**Exercise prompt**:
Repeat the entries below exactly as they appear, with no pictures.

**Records to use**:
---+---

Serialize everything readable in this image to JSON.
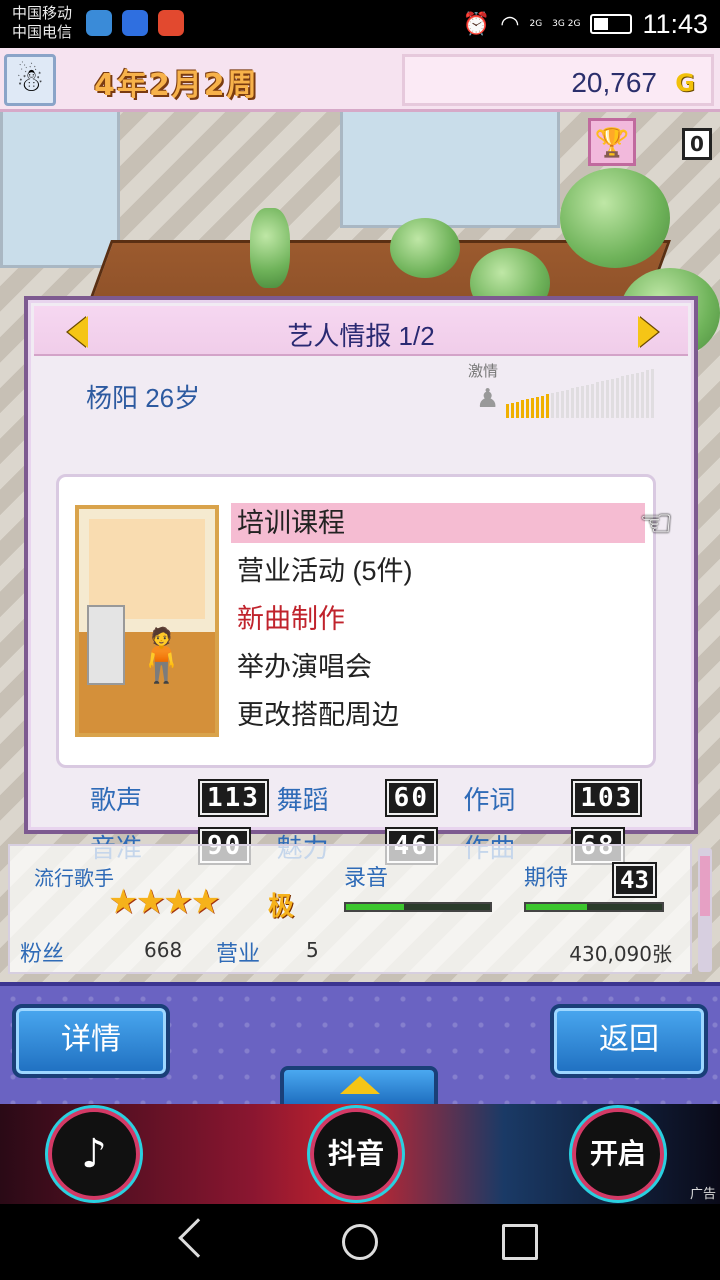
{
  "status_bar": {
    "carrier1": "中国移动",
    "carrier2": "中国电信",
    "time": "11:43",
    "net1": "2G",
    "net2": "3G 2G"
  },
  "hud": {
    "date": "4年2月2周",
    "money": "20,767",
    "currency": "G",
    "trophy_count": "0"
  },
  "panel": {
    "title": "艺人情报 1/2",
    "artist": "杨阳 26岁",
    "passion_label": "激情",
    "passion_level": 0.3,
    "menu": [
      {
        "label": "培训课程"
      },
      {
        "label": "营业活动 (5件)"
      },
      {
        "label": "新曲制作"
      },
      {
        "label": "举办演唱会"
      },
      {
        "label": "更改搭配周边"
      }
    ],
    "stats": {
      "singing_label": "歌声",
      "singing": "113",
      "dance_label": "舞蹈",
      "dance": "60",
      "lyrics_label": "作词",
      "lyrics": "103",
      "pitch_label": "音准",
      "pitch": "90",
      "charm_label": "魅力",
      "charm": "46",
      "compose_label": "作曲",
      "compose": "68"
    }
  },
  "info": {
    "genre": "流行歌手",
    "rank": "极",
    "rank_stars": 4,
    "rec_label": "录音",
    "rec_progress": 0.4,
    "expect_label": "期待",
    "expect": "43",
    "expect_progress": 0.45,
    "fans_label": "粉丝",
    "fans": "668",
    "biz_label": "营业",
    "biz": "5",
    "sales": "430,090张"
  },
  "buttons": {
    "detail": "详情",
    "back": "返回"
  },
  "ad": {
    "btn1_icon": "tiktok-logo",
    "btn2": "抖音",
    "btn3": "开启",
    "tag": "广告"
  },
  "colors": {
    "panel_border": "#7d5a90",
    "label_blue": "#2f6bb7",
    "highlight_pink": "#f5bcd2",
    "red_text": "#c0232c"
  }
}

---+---

**Answer to the exercise**:
Serialize everything readable in this image to JSON.
{
  "status_bar": {
    "carrier1": "中国移动",
    "carrier2": "中国电信",
    "time": "11:43",
    "net1": "2G",
    "net2": "3G 2G"
  },
  "hud": {
    "date": "4年2月2周",
    "money": "20,767",
    "currency": "G",
    "trophy_count": "0"
  },
  "panel": {
    "title": "艺人情报 1/2",
    "artist": "杨阳 26岁",
    "passion_label": "激情",
    "passion_level": 0.3,
    "menu": [
      {
        "label": "培训课程"
      },
      {
        "label": "营业活动 (5件)"
      },
      {
        "label": "新曲制作"
      },
      {
        "label": "举办演唱会"
      },
      {
        "label": "更改搭配周边"
      }
    ],
    "stats": {
      "singing_label": "歌声",
      "singing": "113",
      "dance_label": "舞蹈",
      "dance": "60",
      "lyrics_label": "作词",
      "lyrics": "103",
      "pitch_label": "音准",
      "pitch": "90",
      "charm_label": "魅力",
      "charm": "46",
      "compose_label": "作曲",
      "compose": "68"
    }
  },
  "info": {
    "genre": "流行歌手",
    "rank": "极",
    "rank_stars": 4,
    "rec_label": "录音",
    "rec_progress": 0.4,
    "expect_label": "期待",
    "expect": "43",
    "expect_progress": 0.45,
    "fans_label": "粉丝",
    "fans": "668",
    "biz_label": "营业",
    "biz": "5",
    "sales": "430,090张"
  },
  "buttons": {
    "detail": "详情",
    "back": "返回"
  },
  "ad": {
    "btn1_icon": "tiktok-logo",
    "btn2": "抖音",
    "btn3": "开启",
    "tag": "广告"
  },
  "colors": {
    "panel_border": "#7d5a90",
    "label_blue": "#2f6bb7",
    "highlight_pink": "#f5bcd2",
    "red_text": "#c0232c"
  }
}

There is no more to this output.